They found that only five of 52 fish species that are common in the waters off the New England coast could be found in local grocery stores with any regularity: these species were available at least 50% of the time that consumers visited a store to look for them. In contrast, 20 of the 52 species were nearly impossible to find in the market: these 20 fish were found on fewer than 5% of grocery trips! Unsurprisingly, market diversity was a bit higher closer to the coastline than it was farther inland, but the difference was small. The main conclusion was that fish markets offer a pretty disappointing selection of fish when compared with the natural diversity just off the coast.
Voting with your dollar (and dinner plate!)

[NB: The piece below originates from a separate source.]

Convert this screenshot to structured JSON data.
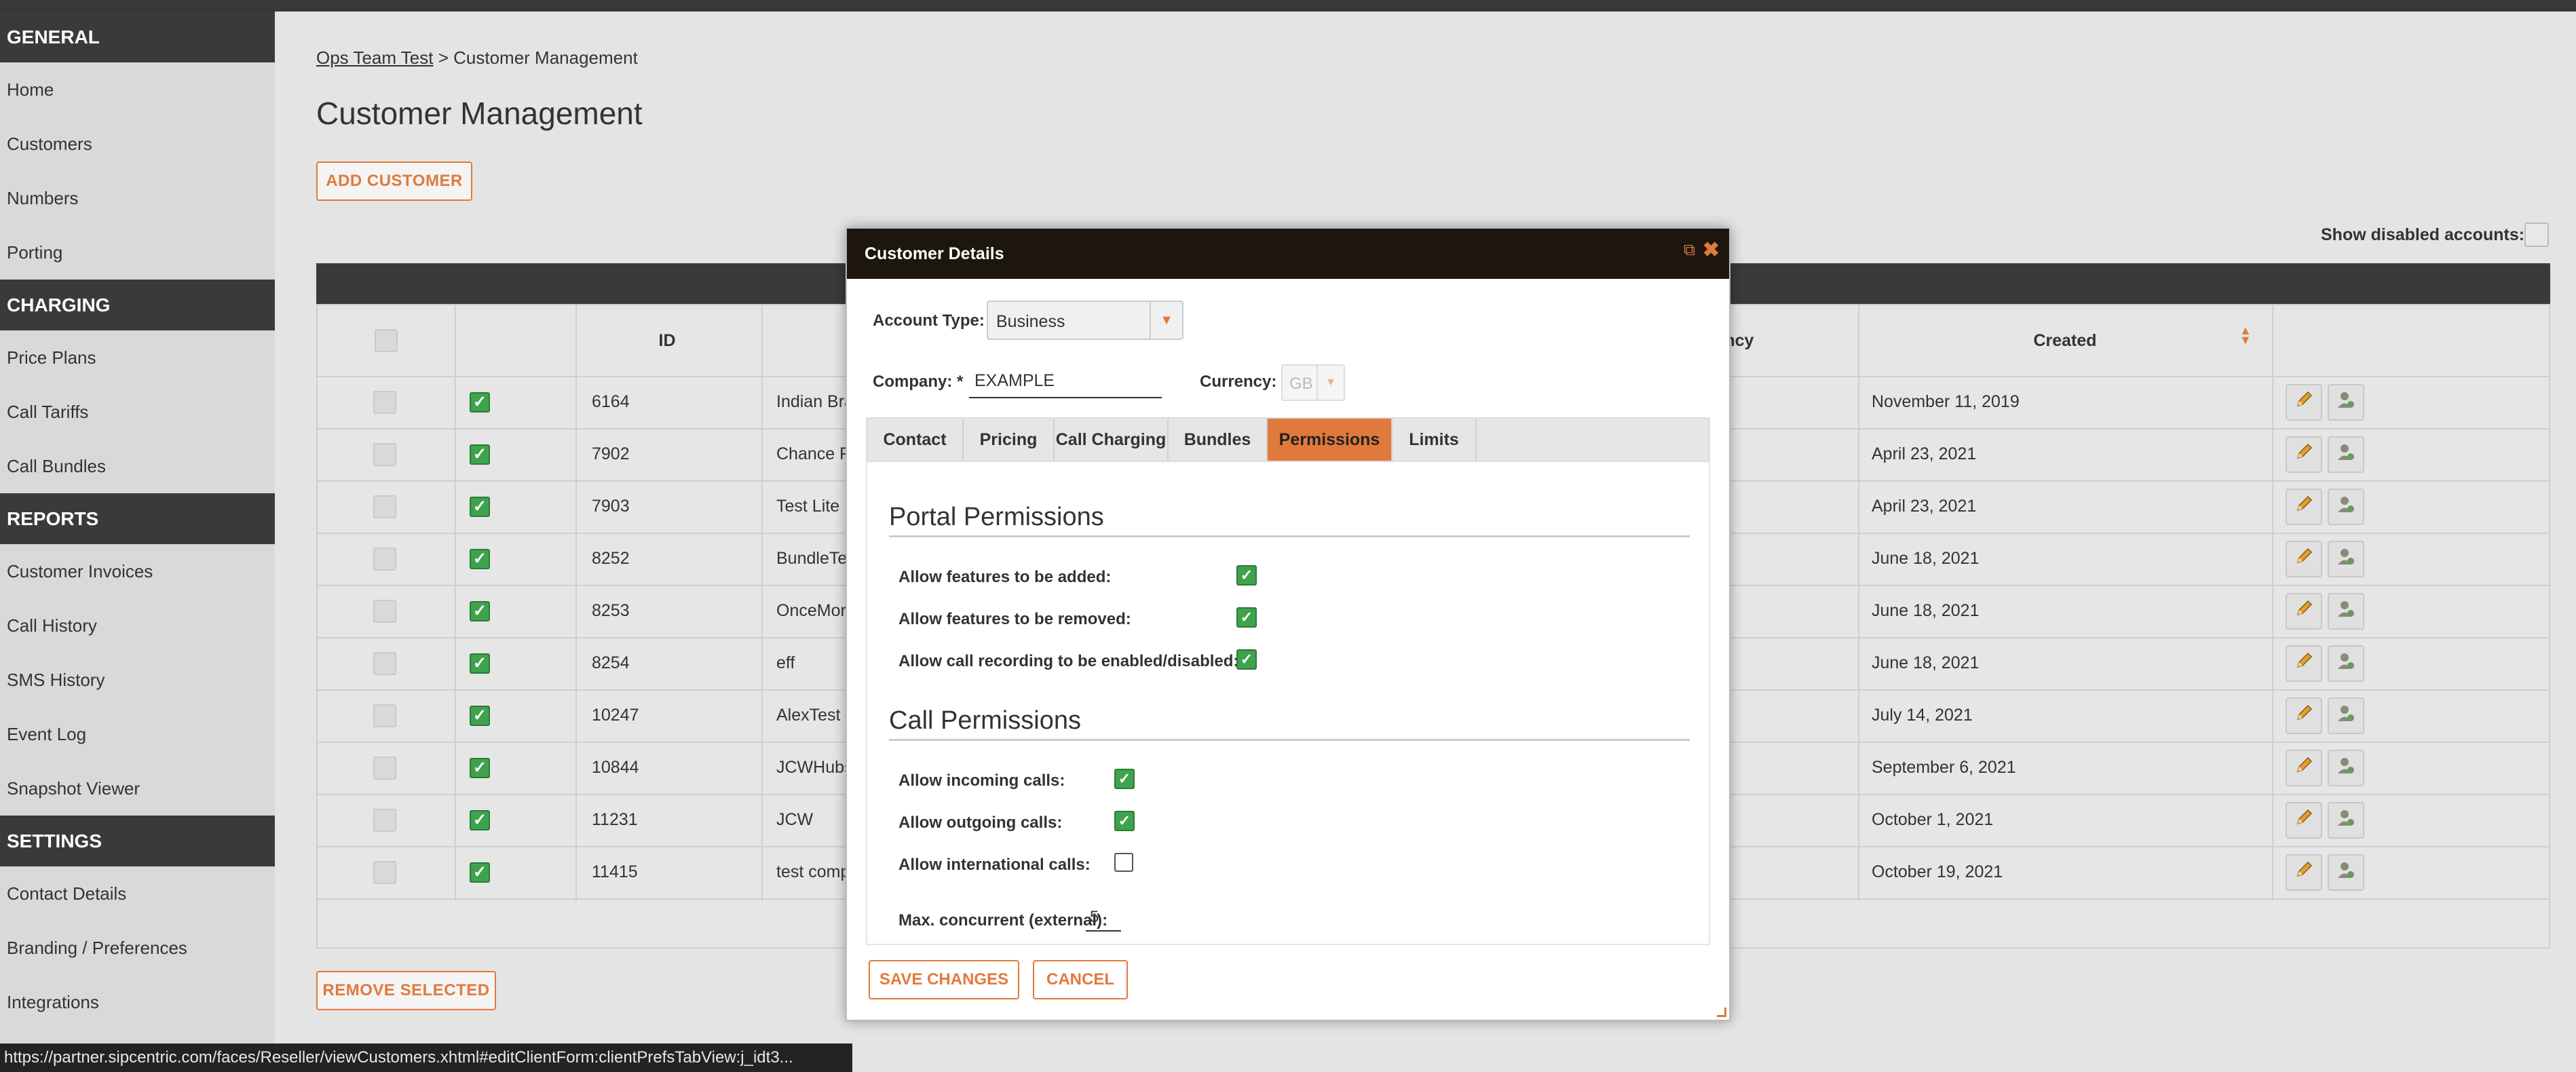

Eating with the Ecosystem didn’t stop at describing the problem, though. They carried on with their research to try and find some solutions. For six months, they engaged 86 community scientists in a weekly research mission entitled Eat Like a Fish. Each week, volunteers were randomly assigned a set of fish species to track through the entire consumer process—shopping, purchasing, cooking, and eating. Eating with the Ecosystem compiled data on barriers that might be stopping consumers from seeking out—and creating market demand—for more unusual species.
They found that simple adjustments can make a big difference in consumers’ willingness to try a new fish species. For example, fish sellers could display recipes near more unusual products, grocery stores could offer brief cooking demonstrations, and fishmongers could put up information making it clear to consumers that they’re happy to engage in conversations about their products. Once consumers got over any initial hesitation, most of them were pleased with their purchase of a new species and reported that they’d happily buy it again.
Are you starting to feel the urge to visit your grocery store and check out their fish counter for a new-to-you species? Go for it! Eating with the Ecosystem’s main advice to you is to not be afraid. Ask your fishmonger for recipe advice, google the species name, and enjoy the experience of trying something new. If enough of us follow this advice, we can make a real difference in supporting more resilient ecosystems and fisheries—not to mention, we’ll eat some delicious seafood in the process.